This coat has been a little while in the making, but it is finally finished. It’s not perfect, but I’m still really pleased with the result. It’s my first tailored coat. I realise that I probably set the bar a little too high for myself, by cutting my tailoring teeth on a self-drafted, Dior knock-off. Surely it would have been easier to stick with a more conventially cut, tried and true blazer for my first attempt? That would have made sense. But there isn’t always a lot of sense in the House of Iles.
A couple of months ago, I spotted an amazing, wine-coloured coat on Pinterest. A little bit of research lead me to the discovery that it was Pre-Fall 2012 Dior. But that was as much as I could find on it. I love the dropped shoulder style and those shoulder seam pleats. I love that it has the structure and style of a coat, but could also pass for a dress.
My first challenge was in finding a suitable pattern. I failed. In the end, I realised that I would be hacking so hard at any pattern I found, that I would be better off drafting the whole thing myself. I’m reasonably happy with how the bodice turned out. I think the armscye and sleeves could both be larger for the more oversized, unfitted look that you see on the model above. I’m also not entirely happy with the skirt. It just needs a bit more fabric to fill it out more. I did two muslins before I was happy to proceed with my special fabric and took photos along the way. But nothing compares to analysing photos of a properly finished item and comparing it side by side to the picture of inspiration, as I’m doing right now. Perhaps I’m a bit of a perfectionist too.
I had a lot of trouble finding the perfect fabric for this coat. I searched extensively online and had no luck in finding a decent wool coating in wine. Eventually, I found a wool and cashmere blend from Fabrics & Fabrics, a new to me store in NY. Their service was wonderful and I think the price was very competitive too. The fabric is gorgeous as you would expect from a cashmere blend. It has a lovely, luxurious surface and the most vibrant colour.

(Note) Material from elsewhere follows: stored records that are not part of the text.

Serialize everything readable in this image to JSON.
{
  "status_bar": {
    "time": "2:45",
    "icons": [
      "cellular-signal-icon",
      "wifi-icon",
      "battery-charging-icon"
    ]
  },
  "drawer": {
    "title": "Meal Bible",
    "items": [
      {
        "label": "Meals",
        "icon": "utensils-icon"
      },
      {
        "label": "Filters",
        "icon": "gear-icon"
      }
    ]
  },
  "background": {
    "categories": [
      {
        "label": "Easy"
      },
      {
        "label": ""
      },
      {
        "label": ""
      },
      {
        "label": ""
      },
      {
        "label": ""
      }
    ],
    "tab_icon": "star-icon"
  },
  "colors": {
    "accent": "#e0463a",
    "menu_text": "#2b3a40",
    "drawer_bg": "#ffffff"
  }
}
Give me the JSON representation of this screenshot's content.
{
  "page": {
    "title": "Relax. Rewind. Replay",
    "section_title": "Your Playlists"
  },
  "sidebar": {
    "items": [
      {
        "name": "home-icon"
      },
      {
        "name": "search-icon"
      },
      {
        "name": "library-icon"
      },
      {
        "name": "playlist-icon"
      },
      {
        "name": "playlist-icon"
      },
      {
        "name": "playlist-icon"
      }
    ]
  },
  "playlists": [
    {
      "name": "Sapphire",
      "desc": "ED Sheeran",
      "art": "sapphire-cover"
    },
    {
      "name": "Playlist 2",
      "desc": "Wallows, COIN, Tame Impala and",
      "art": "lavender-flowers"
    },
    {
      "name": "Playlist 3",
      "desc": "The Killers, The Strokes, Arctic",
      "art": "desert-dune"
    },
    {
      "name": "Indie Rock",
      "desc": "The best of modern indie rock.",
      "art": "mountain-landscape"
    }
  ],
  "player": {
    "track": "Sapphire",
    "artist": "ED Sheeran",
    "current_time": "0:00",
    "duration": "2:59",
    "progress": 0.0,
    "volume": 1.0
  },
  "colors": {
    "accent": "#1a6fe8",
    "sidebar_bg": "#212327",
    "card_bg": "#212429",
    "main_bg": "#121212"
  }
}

My cashmere wasn’t that heavy for a coating, so I decided to block fuse it all (except the sleeves) for a little extra weight and structure. I used ProWEFT Supreme Medium fusible interfacing from Fashion Sewing Supply. It’s an interfacing specifically made for tailoring and is said to mimic the softness of hand-stitching. I’m sold! It is a beautiful interfacing with a lovely soft hand, and it gave the innards of my coat the perfect structure to display those outer pleats as I liked. I took care to cut my interfacing a little smaller than the pattern pieces to avoid having it cover the seam allowances. I have Cashmerette to thank for this. I was following along with her coat-making posts just as I was getting ready to sew mine. If it weren’t for her brainstorming the problem of her princess seam ripples, I probably would have gone through all that heartache myself. So I kept the seam allowances interfacing free, and there were no ripples in my coat.
I was also planning on fusing hair canvas (yeah, fusible hair canvas!) to parts of the bodice, on top of my block fusing, for extra structure. Well, the truth is that I did actually cut and fuse my precious hair canvas, but it gave the coat far too stiff a look and the pleats didn’t fall nicely. I hyperventilated a little and then decided to peel it all off. To deal with the rough and sticky residue left behind from the hair canvas, I decided to cover the original interfacing with some extra lightweight interfacing that I would normally use for knits and sheers. This added the perfect little bit of extra support to the bodice and it also covered the residue from the hair canvas disaster. It meant I could now attach my beautiful Caroline Herrera silk twill lining. Do you want the demure peak at my lining?
Or the big flash? It just so happened that my leather trimmed tunic was the perfect dress to fit beneath this coat.
I attached the body of the lining as one and the sleeves separately. I then hand-stitched the sleeve linings at the sleeve-cap. Because the design of this coat wasn’t of a traditional coat shape, I found myself with decisions to make at so many steps along the way. Initially, I wasn’t quite sure about the way the sleeves were hanging, so I added a soft sleeve head to each of the sleeve caps. I also toyed with shoulder pads, but decided against them in the end.
To keep the coat fastened, I used high-energy magnets that I encased in fabric before hand-stitching them to the inside of the coat facings. I placed one at the top of the bodice and one at the bottom.
My intention has always been to cinch in this coat with a black belt, albeit a thicker one than what I had available for the photos. I can overlap the front of the coat left side over right, or the other way around. This is probably to my detriment though, since I somehow manage to always fasten it up the wrong way. Maybe I was left-handed in another life. This is how the coat looks without a belt.
I learnt a lot through making this coat, which in my books is a big win, no matter how the coat turned out in the end. I’m pretty happy with the end result. My only regret is that this has now filled my coat needs for the season and I simply can’t justify making any more. I’m just going to have to Pin and dream away the rest of the Winter.